Joey Porter may be gone, and things may improve, but the Cardinals still seem short on options who can challenge opposing offensive tackles. As it is, Clark Haggans, O’Brien Schofield and Sam Acho are the guys who will be counted on, and neither are that inspiring when you really break it down. The 35-year-old former Steeler Haggans barely mustered more pressure than inside linebacker Daryl Washington, despite rushing the passer on nearly 200 more occasions. While Acho and Schofield both finished with sack numbers that flattered them, capitalizing on quarterbacks holding onto the ball too long and failing to constantly generate any pressure. More seasoning could see both improve, but it’s asking a lot considering both men ranked in the Bottom 10 of our Pass Rushing Productivity study for 3-4 outside linebackers last year.
3) The Name’s Snyder. Adam Snyder.
You’d think after moving from 25th in 2010, to 21st in 2011 in our yearly offensive line rankings the Cardinals were moving in the right direction.

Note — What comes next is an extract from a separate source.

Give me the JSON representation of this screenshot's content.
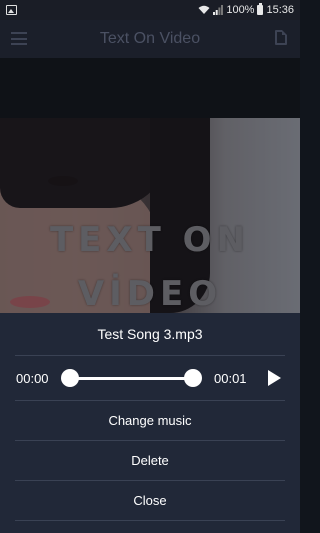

With a left side that got better as the season went on, a reliable center, and investing a draft pick in a right tackle of the future all looked on the up. Well Cardinals fans, I have some bad news. As bad as you may have thought Rex Hadnot was, you’re in for a whole new level of, ‘what? that guy got beat again?’, with Adam Snyder taking over the right guard spot. Our lowest-ranked right guard from 2011, the former 49er managed just three games last year where he graded positively (one against Arizona) and is just not good enough when he’s on his heels. You may not notice much of a drop-off in the run game, but look for an increase in pressure up the middle.
4) Who Will Take Some of the Load off Larry Fitzgerald

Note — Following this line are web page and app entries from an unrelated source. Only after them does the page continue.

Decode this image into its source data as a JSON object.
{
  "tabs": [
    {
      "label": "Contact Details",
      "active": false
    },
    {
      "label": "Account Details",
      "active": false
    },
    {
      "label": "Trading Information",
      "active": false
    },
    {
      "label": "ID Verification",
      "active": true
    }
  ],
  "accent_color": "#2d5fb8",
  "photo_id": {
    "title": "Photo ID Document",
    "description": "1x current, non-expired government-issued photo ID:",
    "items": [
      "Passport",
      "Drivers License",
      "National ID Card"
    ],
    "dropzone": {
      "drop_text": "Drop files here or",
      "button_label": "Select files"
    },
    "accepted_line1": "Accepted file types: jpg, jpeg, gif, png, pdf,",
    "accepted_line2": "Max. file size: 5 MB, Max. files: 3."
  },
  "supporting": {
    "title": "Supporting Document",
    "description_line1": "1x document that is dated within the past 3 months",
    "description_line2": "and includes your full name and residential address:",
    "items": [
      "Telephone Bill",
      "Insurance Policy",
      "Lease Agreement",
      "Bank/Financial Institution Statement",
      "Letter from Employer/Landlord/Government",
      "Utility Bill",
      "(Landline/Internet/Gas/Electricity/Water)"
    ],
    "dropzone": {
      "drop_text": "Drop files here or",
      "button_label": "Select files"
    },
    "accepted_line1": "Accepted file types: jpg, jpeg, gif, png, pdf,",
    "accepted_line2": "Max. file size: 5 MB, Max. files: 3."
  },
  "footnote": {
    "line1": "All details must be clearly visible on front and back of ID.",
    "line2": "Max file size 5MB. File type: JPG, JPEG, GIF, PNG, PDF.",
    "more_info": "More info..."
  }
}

Sure, the draft saw Arizona land Michael Floyd, but it’s something of a lottery as to whether rookie receivers can come in and contribute straight away. If he’s not up to it, then the Plan B (either Andre Roberts or Early Doucet) hardly fills you with much confidence. While Fitzgerald was our second-ranked receiver on the year, Roberts finished with the fifth-lowest grade and Doucet the 14th-lowest. They had plenty of the ball thrown to them, but a combination of drops, a lack of chemistry with the quarterback, and an inability to do much after the catch meant the Cardinals felt it necessary to spend a first-round pick on a receiver. Last year both quarterbacks forced the ball to Fitzgerald (nine passes aimed for him were intercepted, the most in the league), and you can expect more of the same without someone helping out.
5) Can They be a Team That Pounds the Football?

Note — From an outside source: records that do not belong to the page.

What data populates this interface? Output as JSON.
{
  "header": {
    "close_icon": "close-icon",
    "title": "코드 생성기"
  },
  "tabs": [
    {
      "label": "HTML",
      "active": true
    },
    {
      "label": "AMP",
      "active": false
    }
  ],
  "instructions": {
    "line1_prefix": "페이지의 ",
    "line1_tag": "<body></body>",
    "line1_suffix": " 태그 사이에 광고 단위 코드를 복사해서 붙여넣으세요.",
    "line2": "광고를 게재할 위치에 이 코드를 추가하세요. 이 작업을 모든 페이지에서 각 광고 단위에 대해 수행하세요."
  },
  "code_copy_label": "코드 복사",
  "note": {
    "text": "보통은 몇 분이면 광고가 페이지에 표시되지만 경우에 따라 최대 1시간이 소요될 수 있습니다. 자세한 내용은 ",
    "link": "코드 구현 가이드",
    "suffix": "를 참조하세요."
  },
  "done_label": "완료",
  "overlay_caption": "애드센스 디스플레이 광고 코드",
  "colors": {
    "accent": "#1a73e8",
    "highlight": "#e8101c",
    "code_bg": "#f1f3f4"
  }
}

The good news is that Ryan Williams is back and Beanie Wells has flashed talented throughout his NFL career. The bad news is Williams can’t be fully healthy after a horrific injury, and Wells picks up injuries like they’re going out of fashion. So, despite having a line that is actually pretty handy in the run blocking department, Arizona continues to play like they have Kurt Warner throwing the ball to Anquan Boldin and Steve Breaston as well as Fitzgerald. Every year they say they’re going to readdress that, but a lack of faith in their rushers or impatience on their part sees them go throw crazy, while going heavy on three and four wide receiver sets. Can this team actually commit to running the ball, give Kolb the help he needs and the offense some variety?
What to expect?
Last year the 49ers made the NFC West their division, and nothing the Cardinals have done this year suggests they are in a position to change that. At best, they’ve cleared out some dead wood, but they haven’t done a good enough job of replacing it, leaving you with much the same feeling as you had last year about them. If Kolb plays to a level he’s never shown (consistently), they could have themselves a nice season, otherwise, a defense with a lot of good parts just won’t be able to make up for the offense’s shortcomings.